[TASK BRIEF]:
All records are to be restated word for word, with pictures excluded.

[EXTRACTED ENTRIES]:
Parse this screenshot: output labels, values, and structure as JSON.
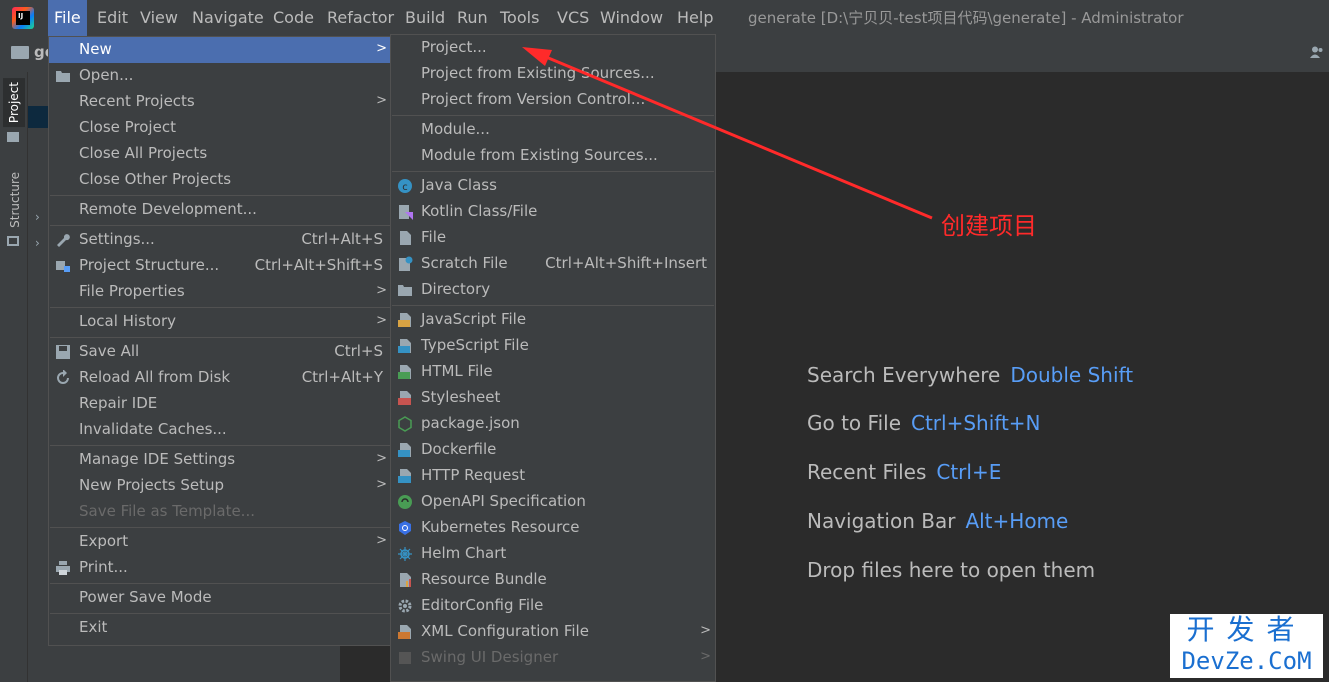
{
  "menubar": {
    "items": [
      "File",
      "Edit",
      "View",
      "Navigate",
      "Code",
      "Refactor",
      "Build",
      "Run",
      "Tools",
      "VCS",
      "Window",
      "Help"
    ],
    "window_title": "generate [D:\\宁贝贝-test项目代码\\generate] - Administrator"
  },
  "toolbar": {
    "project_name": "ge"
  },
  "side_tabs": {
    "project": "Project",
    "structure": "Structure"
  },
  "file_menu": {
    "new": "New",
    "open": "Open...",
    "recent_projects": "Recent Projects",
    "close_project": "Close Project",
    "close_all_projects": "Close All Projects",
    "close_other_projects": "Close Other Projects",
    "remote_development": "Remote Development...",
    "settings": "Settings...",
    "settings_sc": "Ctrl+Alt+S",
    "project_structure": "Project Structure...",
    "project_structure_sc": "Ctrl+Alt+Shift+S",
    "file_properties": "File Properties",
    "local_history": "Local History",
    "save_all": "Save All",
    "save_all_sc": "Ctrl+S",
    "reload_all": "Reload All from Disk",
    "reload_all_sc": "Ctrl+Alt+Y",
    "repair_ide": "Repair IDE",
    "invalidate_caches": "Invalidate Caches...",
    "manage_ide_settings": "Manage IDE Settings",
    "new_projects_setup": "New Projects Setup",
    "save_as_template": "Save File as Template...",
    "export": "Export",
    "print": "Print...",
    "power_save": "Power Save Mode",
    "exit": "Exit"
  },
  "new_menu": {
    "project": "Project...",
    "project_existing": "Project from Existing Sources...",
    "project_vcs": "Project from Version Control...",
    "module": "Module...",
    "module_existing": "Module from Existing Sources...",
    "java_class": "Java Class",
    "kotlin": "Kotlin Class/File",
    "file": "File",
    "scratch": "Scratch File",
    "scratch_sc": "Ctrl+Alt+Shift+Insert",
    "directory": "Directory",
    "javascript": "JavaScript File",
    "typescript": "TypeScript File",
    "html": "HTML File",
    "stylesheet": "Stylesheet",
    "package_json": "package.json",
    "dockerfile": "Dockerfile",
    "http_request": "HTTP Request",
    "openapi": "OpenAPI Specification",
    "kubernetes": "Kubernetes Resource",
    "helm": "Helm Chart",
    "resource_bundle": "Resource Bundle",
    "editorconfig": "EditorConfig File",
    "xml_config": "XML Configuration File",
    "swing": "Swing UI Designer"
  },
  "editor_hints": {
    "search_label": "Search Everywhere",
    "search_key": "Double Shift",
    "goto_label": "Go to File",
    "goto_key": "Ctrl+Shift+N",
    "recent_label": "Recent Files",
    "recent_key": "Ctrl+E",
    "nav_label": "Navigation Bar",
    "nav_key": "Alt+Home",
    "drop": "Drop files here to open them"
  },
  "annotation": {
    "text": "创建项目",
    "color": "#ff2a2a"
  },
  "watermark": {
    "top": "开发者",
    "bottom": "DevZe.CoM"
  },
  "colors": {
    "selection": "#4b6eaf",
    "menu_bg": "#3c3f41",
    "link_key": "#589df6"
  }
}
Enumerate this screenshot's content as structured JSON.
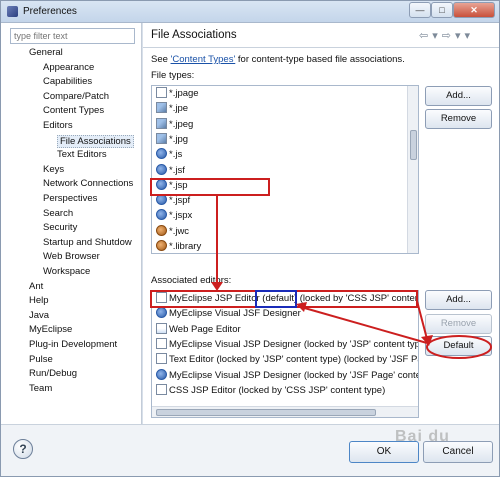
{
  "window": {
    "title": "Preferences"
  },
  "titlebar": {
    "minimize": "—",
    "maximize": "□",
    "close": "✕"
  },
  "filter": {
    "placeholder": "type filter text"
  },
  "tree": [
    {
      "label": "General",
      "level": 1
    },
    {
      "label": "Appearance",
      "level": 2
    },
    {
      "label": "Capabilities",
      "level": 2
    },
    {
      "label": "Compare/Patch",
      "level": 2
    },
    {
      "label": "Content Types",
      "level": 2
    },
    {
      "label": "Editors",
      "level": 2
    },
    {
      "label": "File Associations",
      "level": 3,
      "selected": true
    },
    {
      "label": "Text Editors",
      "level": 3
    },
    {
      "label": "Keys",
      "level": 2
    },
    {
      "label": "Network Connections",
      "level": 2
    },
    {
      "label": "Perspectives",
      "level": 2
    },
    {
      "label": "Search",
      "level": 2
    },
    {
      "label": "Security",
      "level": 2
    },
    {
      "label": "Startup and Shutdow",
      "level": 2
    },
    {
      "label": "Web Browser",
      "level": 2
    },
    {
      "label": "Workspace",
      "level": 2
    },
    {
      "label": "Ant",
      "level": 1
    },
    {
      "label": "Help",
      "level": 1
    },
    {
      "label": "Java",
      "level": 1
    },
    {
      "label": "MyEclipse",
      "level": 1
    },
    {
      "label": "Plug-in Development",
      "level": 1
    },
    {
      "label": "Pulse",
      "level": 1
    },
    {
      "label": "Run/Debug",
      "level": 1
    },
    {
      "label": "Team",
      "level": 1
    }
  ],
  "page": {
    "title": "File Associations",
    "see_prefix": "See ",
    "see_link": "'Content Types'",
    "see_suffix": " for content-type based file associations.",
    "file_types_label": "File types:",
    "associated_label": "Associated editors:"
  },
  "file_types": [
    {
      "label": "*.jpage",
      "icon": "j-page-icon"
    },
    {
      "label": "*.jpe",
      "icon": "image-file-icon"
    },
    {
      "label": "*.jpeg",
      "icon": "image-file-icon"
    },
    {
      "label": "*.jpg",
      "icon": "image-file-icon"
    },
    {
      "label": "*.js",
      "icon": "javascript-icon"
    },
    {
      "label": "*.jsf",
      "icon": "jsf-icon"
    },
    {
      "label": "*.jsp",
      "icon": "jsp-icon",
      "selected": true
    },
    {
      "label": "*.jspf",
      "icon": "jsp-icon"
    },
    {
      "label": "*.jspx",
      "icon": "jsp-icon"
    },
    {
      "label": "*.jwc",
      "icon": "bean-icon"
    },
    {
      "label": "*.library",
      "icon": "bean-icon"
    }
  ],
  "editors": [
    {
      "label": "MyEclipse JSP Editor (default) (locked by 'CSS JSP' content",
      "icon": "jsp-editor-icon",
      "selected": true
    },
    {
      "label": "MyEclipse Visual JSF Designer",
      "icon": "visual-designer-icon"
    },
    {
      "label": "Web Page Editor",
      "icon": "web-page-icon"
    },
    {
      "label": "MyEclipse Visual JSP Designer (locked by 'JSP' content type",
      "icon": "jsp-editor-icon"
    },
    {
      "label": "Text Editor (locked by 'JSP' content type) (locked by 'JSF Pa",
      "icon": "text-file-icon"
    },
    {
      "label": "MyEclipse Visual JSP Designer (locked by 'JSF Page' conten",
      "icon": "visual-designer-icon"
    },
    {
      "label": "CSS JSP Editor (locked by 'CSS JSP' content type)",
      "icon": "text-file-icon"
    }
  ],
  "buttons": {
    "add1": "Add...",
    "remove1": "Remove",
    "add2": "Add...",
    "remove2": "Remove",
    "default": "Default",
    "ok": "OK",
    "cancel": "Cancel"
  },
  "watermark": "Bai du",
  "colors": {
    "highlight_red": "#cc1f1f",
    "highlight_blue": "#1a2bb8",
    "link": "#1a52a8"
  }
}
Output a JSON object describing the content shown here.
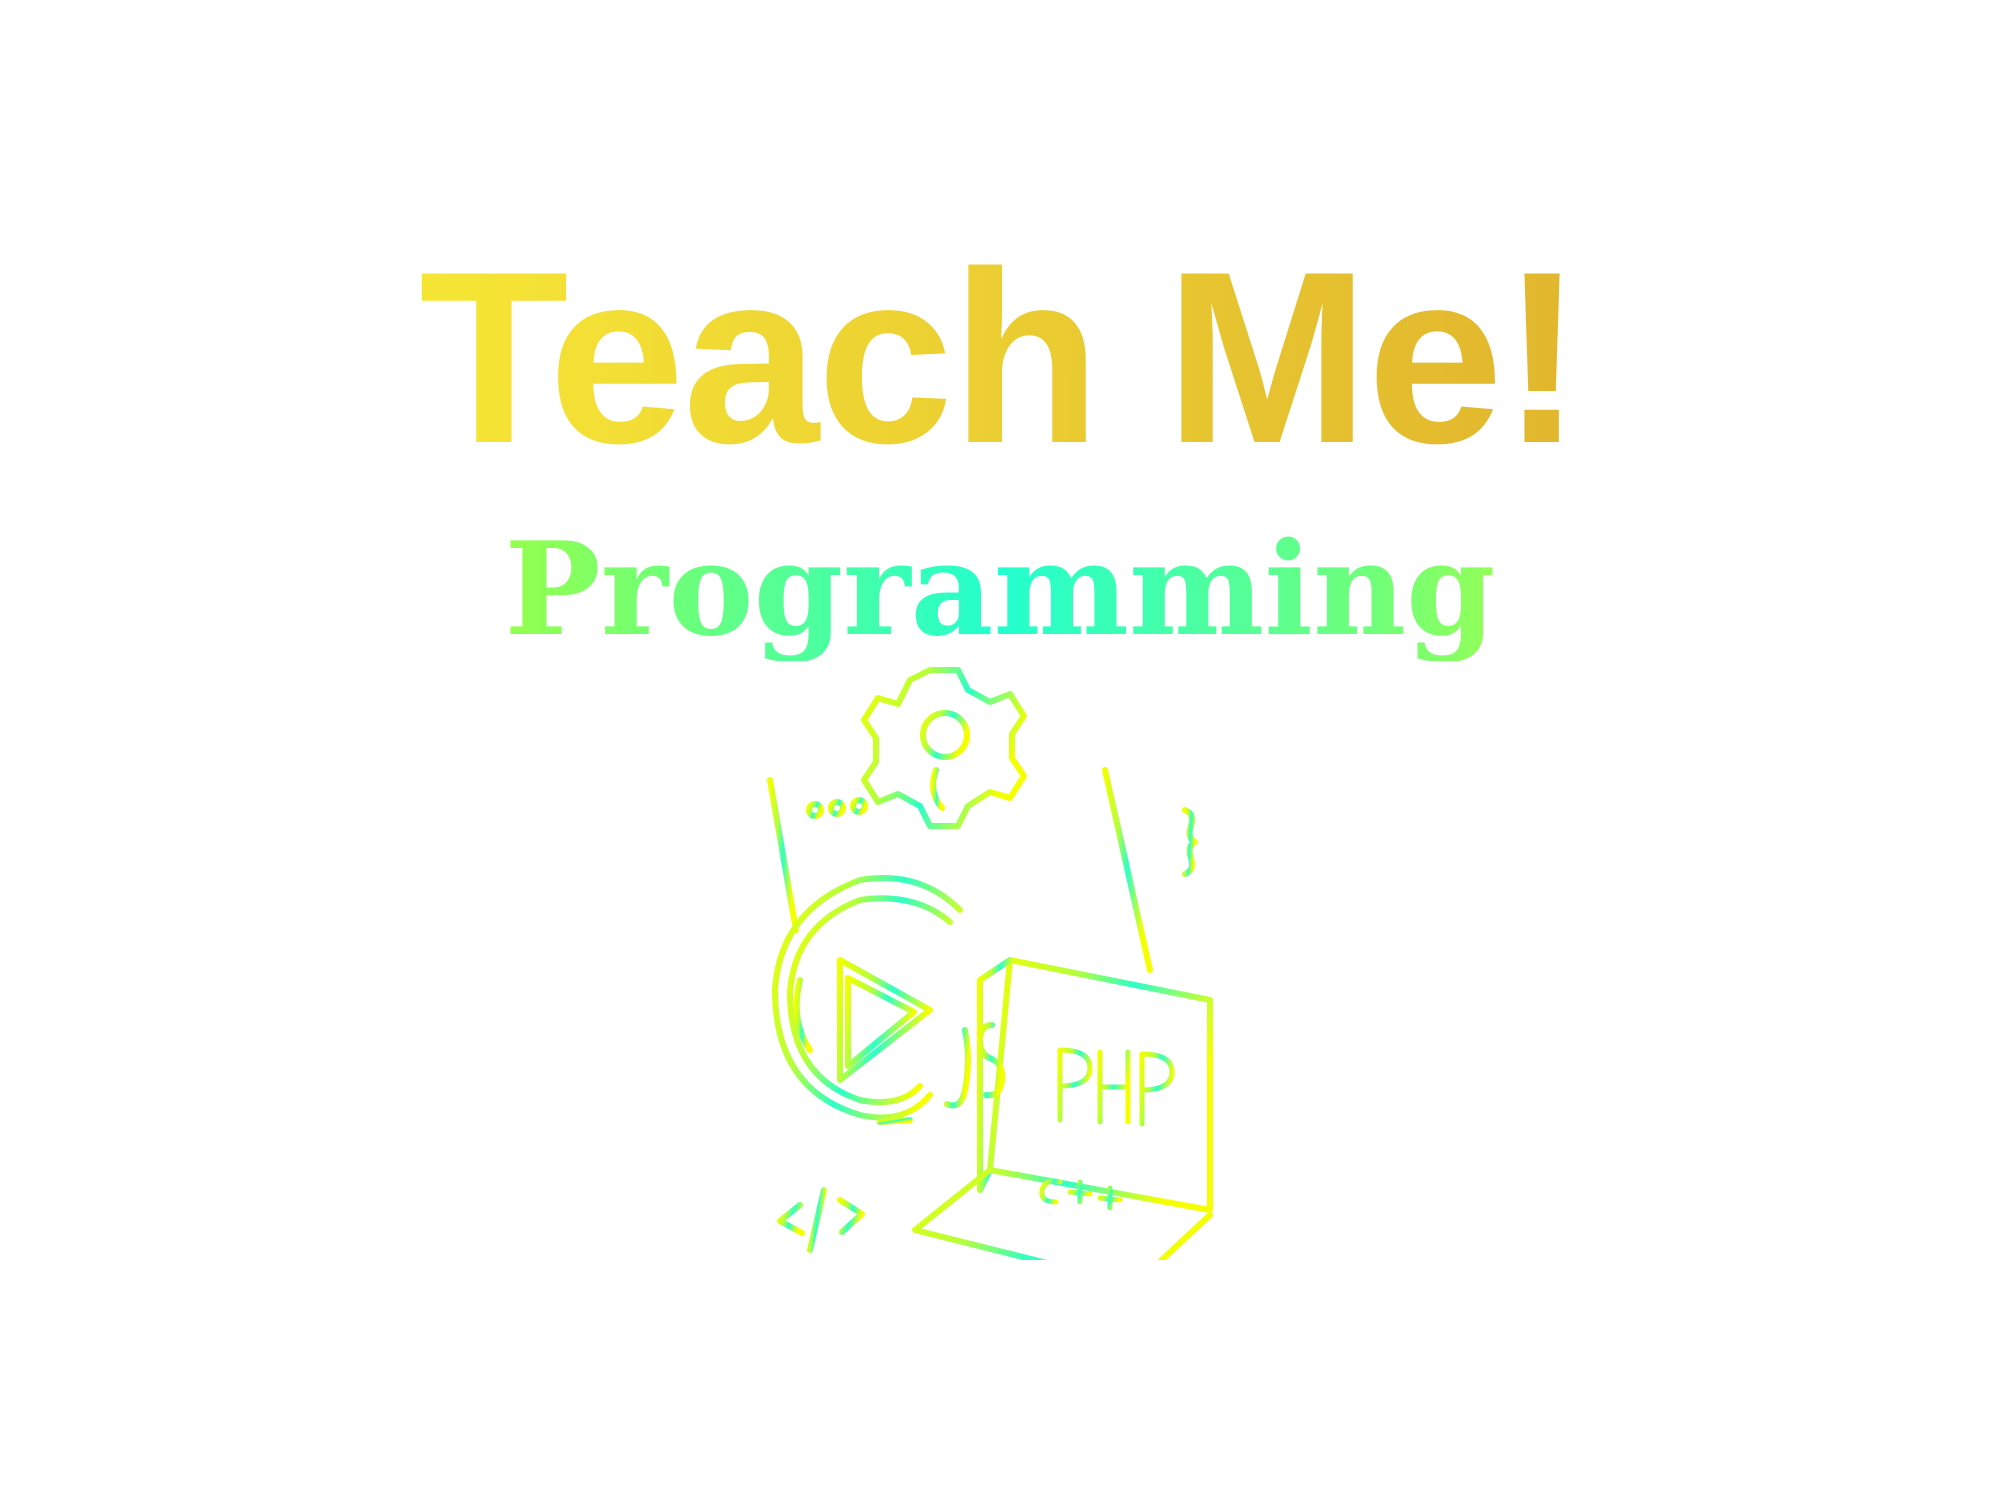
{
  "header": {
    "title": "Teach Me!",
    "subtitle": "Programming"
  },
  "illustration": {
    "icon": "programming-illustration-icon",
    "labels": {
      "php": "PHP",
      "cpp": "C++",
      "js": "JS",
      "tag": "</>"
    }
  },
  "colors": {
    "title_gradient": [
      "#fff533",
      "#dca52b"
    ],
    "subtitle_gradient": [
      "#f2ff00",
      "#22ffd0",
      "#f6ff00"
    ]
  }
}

[RESPONSE FOR THIS EXERCISE]:
Parse this screenshot: output labels, values, and structure as JSON.
{
  "menubar": {
    "items": [
      "File",
      "Edit",
      "View",
      "Navigate",
      "Code",
      "Refactor",
      "Build",
      "Run",
      "Tools",
      "VCS",
      "Window",
      "Help"
    ],
    "window_title": "generate [D:\\宁贝贝-test项目代码\\generate] - Administrator"
  },
  "toolbar": {
    "project_name": "ge"
  },
  "side_tabs": {
    "project": "Project",
    "structure": "Structure"
  },
  "file_menu": {
    "new": "New",
    "open": "Open...",
    "recent_projects": "Recent Projects",
    "close_project": "Close Project",
    "close_all_projects": "Close All Projects",
    "close_other_projects": "Close Other Projects",
    "remote_development": "Remote Development...",
    "settings": "Settings...",
    "settings_sc": "Ctrl+Alt+S",
    "project_structure": "Project Structure...",
    "project_structure_sc": "Ctrl+Alt+Shift+S",
    "file_properties": "File Properties",
    "local_history": "Local History",
    "save_all": "Save All",
    "save_all_sc": "Ctrl+S",
    "reload_all": "Reload All from Disk",
    "reload_all_sc": "Ctrl+Alt+Y",
    "repair_ide": "Repair IDE",
    "invalidate_caches": "Invalidate Caches...",
    "manage_ide_settings": "Manage IDE Settings",
    "new_projects_setup": "New Projects Setup",
    "save_as_template": "Save File as Template...",
    "export": "Export",
    "print": "Print...",
    "power_save": "Power Save Mode",
    "exit": "Exit"
  },
  "new_menu": {
    "project": "Project...",
    "project_existing": "Project from Existing Sources...",
    "project_vcs": "Project from Version Control...",
    "module": "Module...",
    "module_existing": "Module from Existing Sources...",
    "java_class": "Java Class",
    "kotlin": "Kotlin Class/File",
    "file": "File",
    "scratch": "Scratch File",
    "scratch_sc": "Ctrl+Alt+Shift+Insert",
    "directory": "Directory",
    "javascript": "JavaScript File",
    "typescript": "TypeScript File",
    "html": "HTML File",
    "stylesheet": "Stylesheet",
    "package_json": "package.json",
    "dockerfile": "Dockerfile",
    "http_request": "HTTP Request",
    "openapi": "OpenAPI Specification",
    "kubernetes": "Kubernetes Resource",
    "helm": "Helm Chart",
    "resource_bundle": "Resource Bundle",
    "editorconfig": "EditorConfig File",
    "xml_config": "XML Configuration File",
    "swing": "Swing UI Designer"
  },
  "editor_hints": {
    "search_label": "Search Everywhere",
    "search_key": "Double Shift",
    "goto_label": "Go to File",
    "goto_key": "Ctrl+Shift+N",
    "recent_label": "Recent Files",
    "recent_key": "Ctrl+E",
    "nav_label": "Navigation Bar",
    "nav_key": "Alt+Home",
    "drop": "Drop files here to open them"
  },
  "annotation": {
    "text": "创建项目",
    "color": "#ff2a2a"
  },
  "watermark": {
    "top": "开发者",
    "bottom": "DevZe.CoM"
  },
  "colors": {
    "selection": "#4b6eaf",
    "menu_bg": "#3c3f41",
    "link_key": "#589df6"
  }
}
Enumerate this screenshot's content as structured JSON.
{
  "window": {
    "title": "Preferences"
  },
  "titlebar": {
    "minimize": "—",
    "maximize": "□",
    "close": "✕"
  },
  "filter": {
    "placeholder": "type filter text"
  },
  "tree": [
    {
      "label": "General",
      "level": 1
    },
    {
      "label": "Appearance",
      "level": 2
    },
    {
      "label": "Capabilities",
      "level": 2
    },
    {
      "label": "Compare/Patch",
      "level": 2
    },
    {
      "label": "Content Types",
      "level": 2
    },
    {
      "label": "Editors",
      "level": 2
    },
    {
      "label": "File Associations",
      "level": 3,
      "selected": true
    },
    {
      "label": "Text Editors",
      "level": 3
    },
    {
      "label": "Keys",
      "level": 2
    },
    {
      "label": "Network Connections",
      "level": 2
    },
    {
      "label": "Perspectives",
      "level": 2
    },
    {
      "label": "Search",
      "level": 2
    },
    {
      "label": "Security",
      "level": 2
    },
    {
      "label": "Startup and Shutdow",
      "level": 2
    },
    {
      "label": "Web Browser",
      "level": 2
    },
    {
      "label": "Workspace",
      "level": 2
    },
    {
      "label": "Ant",
      "level": 1
    },
    {
      "label": "Help",
      "level": 1
    },
    {
      "label": "Java",
      "level": 1
    },
    {
      "label": "MyEclipse",
      "level": 1
    },
    {
      "label": "Plug-in Development",
      "level": 1
    },
    {
      "label": "Pulse",
      "level": 1
    },
    {
      "label": "Run/Debug",
      "level": 1
    },
    {
      "label": "Team",
      "level": 1
    }
  ],
  "page": {
    "title": "File Associations",
    "see_prefix": "See ",
    "see_link": "'Content Types'",
    "see_suffix": " for content-type based file associations.",
    "file_types_label": "File types:",
    "associated_label": "Associated editors:"
  },
  "file_types": [
    {
      "label": "*.jpage",
      "icon": "j-page-icon"
    },
    {
      "label": "*.jpe",
      "icon": "image-file-icon"
    },
    {
      "label": "*.jpeg",
      "icon": "image-file-icon"
    },
    {
      "label": "*.jpg",
      "icon": "image-file-icon"
    },
    {
      "label": "*.js",
      "icon": "javascript-icon"
    },
    {
      "label": "*.jsf",
      "icon": "jsf-icon"
    },
    {
      "label": "*.jsp",
      "icon": "jsp-icon",
      "selected": true
    },
    {
      "label": "*.jspf",
      "icon": "jsp-icon"
    },
    {
      "label": "*.jspx",
      "icon": "jsp-icon"
    },
    {
      "label": "*.jwc",
      "icon": "bean-icon"
    },
    {
      "label": "*.library",
      "icon": "bean-icon"
    }
  ],
  "editors": [
    {
      "label": "MyEclipse JSP Editor (default) (locked by 'CSS JSP' content",
      "icon": "jsp-editor-icon",
      "selected": true
    },
    {
      "label": "MyEclipse Visual JSF Designer",
      "icon": "visual-designer-icon"
    },
    {
      "label": "Web Page Editor",
      "icon": "web-page-icon"
    },
    {
      "label": "MyEclipse Visual JSP Designer (locked by 'JSP' content type",
      "icon": "jsp-editor-icon"
    },
    {
      "label": "Text Editor (locked by 'JSP' content type) (locked by 'JSF Pa",
      "icon": "text-file-icon"
    },
    {
      "label": "MyEclipse Visual JSP Designer (locked by 'JSF Page' conten",
      "icon": "visual-designer-icon"
    },
    {
      "label": "CSS JSP Editor (locked by 'CSS JSP' content type)",
      "icon": "text-file-icon"
    }
  ],
  "buttons": {
    "add1": "Add...",
    "remove1": "Remove",
    "add2": "Add...",
    "remove2": "Remove",
    "default": "Default",
    "ok": "OK",
    "cancel": "Cancel"
  },
  "watermark": "Bai du",
  "colors": {
    "highlight_red": "#cc1f1f",
    "highlight_blue": "#1a2bb8",
    "link": "#1a52a8"
  }
}
Output a JSON object describing the content shown here.
{
  "header": {
    "title": "Teach Me!",
    "subtitle": "Programming"
  },
  "illustration": {
    "icon": "programming-illustration-icon",
    "labels": {
      "php": "PHP",
      "cpp": "C++",
      "js": "JS",
      "tag": "</>"
    }
  },
  "colors": {
    "title_gradient": [
      "#fff533",
      "#dca52b"
    ],
    "subtitle_gradient": [
      "#f2ff00",
      "#22ffd0",
      "#f6ff00"
    ]
  }
}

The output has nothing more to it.